This is my dumping ground for quotes and other stuff relating to the wonderful world of digital & communications.
Zhang describes his users, unlike users in cities, as having few choices of offline stores or online stores city people can access through PCs in the daytime at work or at night at home. They use low-end mobile phones, getting connected with 2G and more recently with 3G. All Maimaibao’s users made purchases through its WAP site, said Zhang, with a half using feature phones, one third using Symbian-based smart phones and the rest using phones that cannot be identified by Maimaibao – Shanzhai phones. Internet café is the only place for them to access desktop PCs in spare time. Their online life on PC, however, doesn’t include setting up an account on Alipay or any e-commerce platforms, but playing online games, chatting on QQ IM or watching videos. So they pay cash on delivery. Delivery is a problem for most courier services don’t go to distant areas that only SME, the state-owned national delivery service, and two other private ones do. Sometimes it takes time to find where those people are; sometimes they cannot be found even though customer service staff had called them to confirm. The rate of failed delivery – recipients cannot be found — with Maimaibao is as high as 15% to 20%.
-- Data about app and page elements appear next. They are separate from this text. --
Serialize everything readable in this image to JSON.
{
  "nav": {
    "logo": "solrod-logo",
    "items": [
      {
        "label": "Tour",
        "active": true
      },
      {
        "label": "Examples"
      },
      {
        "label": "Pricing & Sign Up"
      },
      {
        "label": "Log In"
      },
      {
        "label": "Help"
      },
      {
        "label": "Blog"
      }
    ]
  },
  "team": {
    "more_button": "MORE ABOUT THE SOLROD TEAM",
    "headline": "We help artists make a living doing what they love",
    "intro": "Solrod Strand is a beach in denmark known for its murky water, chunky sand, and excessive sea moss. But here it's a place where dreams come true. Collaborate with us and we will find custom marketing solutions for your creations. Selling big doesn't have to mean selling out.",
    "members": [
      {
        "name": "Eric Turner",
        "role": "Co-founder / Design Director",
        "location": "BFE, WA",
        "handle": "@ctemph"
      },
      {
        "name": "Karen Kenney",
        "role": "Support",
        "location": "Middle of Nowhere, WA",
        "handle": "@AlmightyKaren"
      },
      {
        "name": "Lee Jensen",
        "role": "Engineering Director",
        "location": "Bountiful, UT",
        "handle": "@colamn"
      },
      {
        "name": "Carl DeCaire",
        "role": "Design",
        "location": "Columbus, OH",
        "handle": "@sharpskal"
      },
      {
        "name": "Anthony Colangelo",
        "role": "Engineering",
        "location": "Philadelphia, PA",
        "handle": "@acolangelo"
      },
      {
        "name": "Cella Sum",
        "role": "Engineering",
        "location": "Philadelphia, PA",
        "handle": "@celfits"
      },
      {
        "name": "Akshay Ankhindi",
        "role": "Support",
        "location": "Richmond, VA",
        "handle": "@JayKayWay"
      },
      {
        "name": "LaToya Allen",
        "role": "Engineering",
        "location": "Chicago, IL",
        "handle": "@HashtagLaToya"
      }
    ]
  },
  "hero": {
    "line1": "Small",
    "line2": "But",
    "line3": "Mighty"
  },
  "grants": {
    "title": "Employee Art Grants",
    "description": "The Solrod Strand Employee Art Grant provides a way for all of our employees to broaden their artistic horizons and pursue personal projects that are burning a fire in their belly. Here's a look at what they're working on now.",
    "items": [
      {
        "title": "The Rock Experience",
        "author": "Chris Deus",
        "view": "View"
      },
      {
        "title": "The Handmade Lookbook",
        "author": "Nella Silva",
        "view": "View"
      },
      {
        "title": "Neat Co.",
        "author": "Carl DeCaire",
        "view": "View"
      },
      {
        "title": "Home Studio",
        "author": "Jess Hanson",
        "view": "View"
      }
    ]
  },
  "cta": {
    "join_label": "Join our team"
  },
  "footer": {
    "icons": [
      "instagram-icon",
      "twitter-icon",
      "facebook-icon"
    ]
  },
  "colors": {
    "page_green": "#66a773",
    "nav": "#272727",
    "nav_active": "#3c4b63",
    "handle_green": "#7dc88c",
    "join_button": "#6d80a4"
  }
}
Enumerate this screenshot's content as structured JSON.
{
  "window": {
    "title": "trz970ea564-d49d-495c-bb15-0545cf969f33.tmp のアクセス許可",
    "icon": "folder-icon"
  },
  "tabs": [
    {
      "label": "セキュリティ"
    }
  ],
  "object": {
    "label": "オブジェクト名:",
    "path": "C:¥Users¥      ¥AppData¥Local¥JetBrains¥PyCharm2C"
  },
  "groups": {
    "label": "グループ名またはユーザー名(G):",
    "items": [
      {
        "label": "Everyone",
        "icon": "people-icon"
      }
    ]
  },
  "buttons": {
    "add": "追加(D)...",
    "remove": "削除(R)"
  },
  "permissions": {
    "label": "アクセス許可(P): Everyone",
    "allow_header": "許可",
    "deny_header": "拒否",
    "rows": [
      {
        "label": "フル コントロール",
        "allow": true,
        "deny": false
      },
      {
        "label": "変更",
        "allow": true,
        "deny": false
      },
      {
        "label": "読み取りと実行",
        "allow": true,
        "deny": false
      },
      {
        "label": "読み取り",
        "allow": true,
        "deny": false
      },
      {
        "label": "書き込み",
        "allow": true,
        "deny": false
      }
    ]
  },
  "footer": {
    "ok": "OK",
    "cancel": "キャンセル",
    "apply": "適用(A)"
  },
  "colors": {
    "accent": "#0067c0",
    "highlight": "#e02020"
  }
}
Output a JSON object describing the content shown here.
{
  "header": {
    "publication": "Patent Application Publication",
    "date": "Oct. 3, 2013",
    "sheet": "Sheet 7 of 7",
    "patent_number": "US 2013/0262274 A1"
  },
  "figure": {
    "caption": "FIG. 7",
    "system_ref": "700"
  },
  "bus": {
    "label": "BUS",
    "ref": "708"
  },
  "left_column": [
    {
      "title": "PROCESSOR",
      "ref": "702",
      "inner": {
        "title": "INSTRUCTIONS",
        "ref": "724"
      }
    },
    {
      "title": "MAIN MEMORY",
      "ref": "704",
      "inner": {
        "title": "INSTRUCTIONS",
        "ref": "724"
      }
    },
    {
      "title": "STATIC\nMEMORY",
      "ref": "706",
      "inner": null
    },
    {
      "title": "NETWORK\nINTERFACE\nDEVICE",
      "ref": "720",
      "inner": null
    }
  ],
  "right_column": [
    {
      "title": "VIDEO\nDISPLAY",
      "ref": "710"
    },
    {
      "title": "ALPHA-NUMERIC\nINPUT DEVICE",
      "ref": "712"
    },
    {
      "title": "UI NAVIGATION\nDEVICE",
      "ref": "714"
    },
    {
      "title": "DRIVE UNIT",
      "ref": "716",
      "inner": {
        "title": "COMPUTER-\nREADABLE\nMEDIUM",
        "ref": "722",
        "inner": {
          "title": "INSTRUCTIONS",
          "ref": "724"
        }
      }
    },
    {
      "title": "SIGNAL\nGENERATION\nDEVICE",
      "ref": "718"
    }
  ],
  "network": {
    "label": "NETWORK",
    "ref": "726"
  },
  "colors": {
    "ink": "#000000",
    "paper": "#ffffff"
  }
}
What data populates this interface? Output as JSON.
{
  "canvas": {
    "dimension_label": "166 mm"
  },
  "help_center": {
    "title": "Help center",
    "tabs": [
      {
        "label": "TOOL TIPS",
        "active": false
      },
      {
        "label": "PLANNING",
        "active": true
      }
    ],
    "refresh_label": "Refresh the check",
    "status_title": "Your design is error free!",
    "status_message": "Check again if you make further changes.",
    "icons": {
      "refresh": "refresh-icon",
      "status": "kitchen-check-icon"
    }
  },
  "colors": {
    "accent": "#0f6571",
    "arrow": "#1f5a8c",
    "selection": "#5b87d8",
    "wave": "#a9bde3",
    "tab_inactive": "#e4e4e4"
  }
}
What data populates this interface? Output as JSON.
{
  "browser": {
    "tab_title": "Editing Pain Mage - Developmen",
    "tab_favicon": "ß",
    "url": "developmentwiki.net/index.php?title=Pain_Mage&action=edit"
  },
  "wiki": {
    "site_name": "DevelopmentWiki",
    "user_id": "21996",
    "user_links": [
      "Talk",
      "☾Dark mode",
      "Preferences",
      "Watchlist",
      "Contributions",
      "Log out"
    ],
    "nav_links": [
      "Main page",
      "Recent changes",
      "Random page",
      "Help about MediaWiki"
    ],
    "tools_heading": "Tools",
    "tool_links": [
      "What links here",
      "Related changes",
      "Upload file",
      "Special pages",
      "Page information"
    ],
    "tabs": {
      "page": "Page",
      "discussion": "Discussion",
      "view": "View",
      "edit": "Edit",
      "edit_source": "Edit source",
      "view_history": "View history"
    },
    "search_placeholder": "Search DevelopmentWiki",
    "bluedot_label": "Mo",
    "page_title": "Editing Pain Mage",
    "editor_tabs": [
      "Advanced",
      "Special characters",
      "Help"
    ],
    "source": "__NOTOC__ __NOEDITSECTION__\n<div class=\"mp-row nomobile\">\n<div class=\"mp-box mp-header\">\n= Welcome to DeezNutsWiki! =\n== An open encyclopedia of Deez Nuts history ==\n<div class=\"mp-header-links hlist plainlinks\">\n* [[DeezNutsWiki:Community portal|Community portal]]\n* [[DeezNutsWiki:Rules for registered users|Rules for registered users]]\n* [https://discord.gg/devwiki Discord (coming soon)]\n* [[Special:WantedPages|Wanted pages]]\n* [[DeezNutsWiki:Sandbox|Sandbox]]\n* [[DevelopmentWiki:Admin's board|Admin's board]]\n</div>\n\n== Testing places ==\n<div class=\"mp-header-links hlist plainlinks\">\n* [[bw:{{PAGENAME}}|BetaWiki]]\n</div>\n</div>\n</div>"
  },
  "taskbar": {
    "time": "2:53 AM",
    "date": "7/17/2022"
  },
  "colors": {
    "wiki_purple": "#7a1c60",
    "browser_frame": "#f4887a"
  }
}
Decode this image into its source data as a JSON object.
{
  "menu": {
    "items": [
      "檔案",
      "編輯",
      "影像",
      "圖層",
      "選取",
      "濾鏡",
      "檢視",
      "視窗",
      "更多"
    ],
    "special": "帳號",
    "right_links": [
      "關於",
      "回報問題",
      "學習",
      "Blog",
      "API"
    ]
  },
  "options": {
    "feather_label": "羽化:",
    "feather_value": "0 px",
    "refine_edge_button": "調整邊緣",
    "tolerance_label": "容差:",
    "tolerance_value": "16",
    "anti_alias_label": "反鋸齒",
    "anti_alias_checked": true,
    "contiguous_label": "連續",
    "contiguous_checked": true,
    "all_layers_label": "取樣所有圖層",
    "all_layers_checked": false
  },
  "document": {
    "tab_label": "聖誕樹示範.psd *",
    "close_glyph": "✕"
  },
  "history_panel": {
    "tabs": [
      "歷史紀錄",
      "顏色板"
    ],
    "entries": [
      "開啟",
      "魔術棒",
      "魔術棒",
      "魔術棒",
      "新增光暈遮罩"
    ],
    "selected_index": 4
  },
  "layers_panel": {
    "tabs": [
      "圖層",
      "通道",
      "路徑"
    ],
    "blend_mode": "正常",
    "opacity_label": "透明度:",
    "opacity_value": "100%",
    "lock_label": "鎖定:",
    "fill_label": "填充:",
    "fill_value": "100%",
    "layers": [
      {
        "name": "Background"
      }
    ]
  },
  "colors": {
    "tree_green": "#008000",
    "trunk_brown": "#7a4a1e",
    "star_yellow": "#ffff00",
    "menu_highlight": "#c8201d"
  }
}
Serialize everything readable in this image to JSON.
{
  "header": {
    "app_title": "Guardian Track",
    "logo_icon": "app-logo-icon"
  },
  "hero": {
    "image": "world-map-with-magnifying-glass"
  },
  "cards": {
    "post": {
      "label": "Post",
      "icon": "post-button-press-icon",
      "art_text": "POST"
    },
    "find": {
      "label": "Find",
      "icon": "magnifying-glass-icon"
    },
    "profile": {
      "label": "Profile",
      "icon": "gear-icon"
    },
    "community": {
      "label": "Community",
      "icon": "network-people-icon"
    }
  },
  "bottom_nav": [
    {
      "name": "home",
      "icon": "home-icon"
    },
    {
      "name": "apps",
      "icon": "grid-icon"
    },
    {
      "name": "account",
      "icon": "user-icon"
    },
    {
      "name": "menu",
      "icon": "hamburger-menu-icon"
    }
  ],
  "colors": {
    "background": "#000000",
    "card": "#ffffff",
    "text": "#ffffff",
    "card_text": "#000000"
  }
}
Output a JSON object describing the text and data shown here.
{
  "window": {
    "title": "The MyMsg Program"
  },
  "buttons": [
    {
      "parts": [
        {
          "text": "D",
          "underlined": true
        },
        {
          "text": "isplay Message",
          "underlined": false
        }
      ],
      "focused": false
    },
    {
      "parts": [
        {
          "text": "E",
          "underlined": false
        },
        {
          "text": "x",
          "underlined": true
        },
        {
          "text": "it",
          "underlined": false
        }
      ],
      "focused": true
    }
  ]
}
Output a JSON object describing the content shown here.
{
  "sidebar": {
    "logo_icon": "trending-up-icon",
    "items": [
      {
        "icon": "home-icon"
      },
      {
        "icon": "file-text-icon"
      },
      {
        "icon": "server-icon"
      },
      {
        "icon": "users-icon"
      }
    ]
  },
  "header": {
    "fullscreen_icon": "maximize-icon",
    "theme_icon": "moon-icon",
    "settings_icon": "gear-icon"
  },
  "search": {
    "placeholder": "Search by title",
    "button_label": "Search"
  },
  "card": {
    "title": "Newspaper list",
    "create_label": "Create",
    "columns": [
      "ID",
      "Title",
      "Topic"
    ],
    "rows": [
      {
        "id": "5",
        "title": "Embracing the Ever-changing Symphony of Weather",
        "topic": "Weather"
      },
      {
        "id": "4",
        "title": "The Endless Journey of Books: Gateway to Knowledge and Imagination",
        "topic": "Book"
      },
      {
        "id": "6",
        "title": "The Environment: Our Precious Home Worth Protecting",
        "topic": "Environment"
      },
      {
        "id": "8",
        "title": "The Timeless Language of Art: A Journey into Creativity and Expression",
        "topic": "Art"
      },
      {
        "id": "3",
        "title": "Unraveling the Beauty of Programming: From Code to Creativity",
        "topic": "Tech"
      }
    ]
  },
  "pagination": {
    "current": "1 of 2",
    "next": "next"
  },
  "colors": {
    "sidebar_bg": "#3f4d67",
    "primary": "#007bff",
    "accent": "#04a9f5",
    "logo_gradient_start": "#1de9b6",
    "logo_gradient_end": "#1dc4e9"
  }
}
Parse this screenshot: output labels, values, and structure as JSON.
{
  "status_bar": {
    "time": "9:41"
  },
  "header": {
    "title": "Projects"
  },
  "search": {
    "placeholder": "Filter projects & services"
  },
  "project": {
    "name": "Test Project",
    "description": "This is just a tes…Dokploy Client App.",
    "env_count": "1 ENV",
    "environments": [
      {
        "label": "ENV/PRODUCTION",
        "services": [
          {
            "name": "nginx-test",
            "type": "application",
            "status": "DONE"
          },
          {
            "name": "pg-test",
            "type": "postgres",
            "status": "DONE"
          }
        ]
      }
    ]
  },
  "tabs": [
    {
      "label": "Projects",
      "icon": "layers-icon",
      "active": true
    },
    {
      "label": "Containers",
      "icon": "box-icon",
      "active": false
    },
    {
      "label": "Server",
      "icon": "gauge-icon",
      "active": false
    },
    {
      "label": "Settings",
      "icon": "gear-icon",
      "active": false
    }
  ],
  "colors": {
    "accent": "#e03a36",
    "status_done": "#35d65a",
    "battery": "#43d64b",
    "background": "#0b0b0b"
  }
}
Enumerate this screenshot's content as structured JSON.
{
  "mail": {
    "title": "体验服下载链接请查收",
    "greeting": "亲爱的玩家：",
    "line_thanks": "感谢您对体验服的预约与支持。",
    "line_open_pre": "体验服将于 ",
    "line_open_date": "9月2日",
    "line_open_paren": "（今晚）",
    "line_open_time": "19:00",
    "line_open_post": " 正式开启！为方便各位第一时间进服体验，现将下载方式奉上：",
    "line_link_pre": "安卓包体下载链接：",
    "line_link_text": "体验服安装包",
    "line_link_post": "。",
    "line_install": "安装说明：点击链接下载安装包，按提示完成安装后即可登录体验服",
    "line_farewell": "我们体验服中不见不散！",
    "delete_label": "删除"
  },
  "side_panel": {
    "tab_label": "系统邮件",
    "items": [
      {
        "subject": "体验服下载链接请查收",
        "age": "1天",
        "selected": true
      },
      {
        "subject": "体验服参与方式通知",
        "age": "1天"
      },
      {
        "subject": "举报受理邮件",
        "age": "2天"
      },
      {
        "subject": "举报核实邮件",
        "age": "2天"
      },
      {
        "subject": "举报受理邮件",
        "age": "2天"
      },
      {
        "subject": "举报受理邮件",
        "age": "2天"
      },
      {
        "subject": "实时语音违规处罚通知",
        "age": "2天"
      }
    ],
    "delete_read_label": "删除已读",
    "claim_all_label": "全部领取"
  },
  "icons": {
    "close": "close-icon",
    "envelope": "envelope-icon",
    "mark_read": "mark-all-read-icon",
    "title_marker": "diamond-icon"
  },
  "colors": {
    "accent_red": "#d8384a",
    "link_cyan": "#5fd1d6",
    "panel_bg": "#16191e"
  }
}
Chinese-language outsourcing/crowdsourcing service Zhubajie, which uses a similar model as Elance.com’s, claims to have 7.6 million workers. If this is true, it would mean that Zhubajie, despite having a cartoon pig as its mascot, is the largest online outsourcing/crowdsourcing site in the world by some margin, having more “workers” than Freelancer.com (6.5 million users) and Elance.com (2 million users) combined. Zhubajie’s might even be the largest employer in the world, as it has more workers than the U.S. Department of Defense, which has 3.2 million employees
Mobile phones have become the most common way for Chinese citizens to connect to the Internet, meaning the mobile Web has surpassed desktops. This is largely thanks to rural areas, which are driving over 50 percent of new Internet users
internet users in China over the age of 25 tend to scan the width and breadth of a website’s page in a manner that Western users would find indiscriminate and overwhelming.
Yet their younger peers (16-25) exhibit an adaptation of this behaviour, scanning in the same eye-gaze pattern but only above the fold of the page.
It’s a small difference, but one that points towards the gradual, quiet cultural shifts that are starting to shape the future of our online world(s).
China’s largest e-commerce firm, Alibaba Group, expects to sell merchandise this year worth more than that sold by Amazon Inc and eBay combined
(In China) Online retail sales last year were equivalent to the GDP of Vietnam, and by 2015 are projected to rise to $420 billion (Austria’s GDP), according to Barclays Capital
Boston Consulting Group (BCG) calculates that every year for the foreseeable future another 30m Chinese will go online to shop for the first time. By 2015 they will each be spending $1,000 a year—about what Americans spend online now. BCG calculates that e-commerce could rise from 3.3% of China’s retail sales today to 7.4% by 2015… a quarter of Chinese shoppers seek products online because they are not available at physical stores. Also, until recently, China lacked a reliable and cheap method of shipping packages, so the e-commerce industry has invested in developing one. Purchases on Taobao, an online Goliath that is a division of China’s Alibaba, are thought to account for a staggering 50% of all packages shipped in China. The cost of shipping parcels is now a mere one-sixth of what firms in America have to pay.
(12) Subway lines in Shanghai and bus stations in Beijing have been equipped with billboards showing around 80 products with QR Codes. The company behind the experiment Shanghai based online shopping company Yihaodian (in which Walmart has an investment) does not charge for delivery on orders that total over 100 yuan ($15.50) and are less than 10 kiolograms in weight.
China’s Ministry of Defense announced Monday that it was releasing an official app for iPhones and iPads to let users keep up on People’s Liberation Army (PLA) goings-on. It’s a newsreader app that lets users view press releases, pictures and video from official military outlets like the PLA Daily newspaper and China’s Ministry of Defense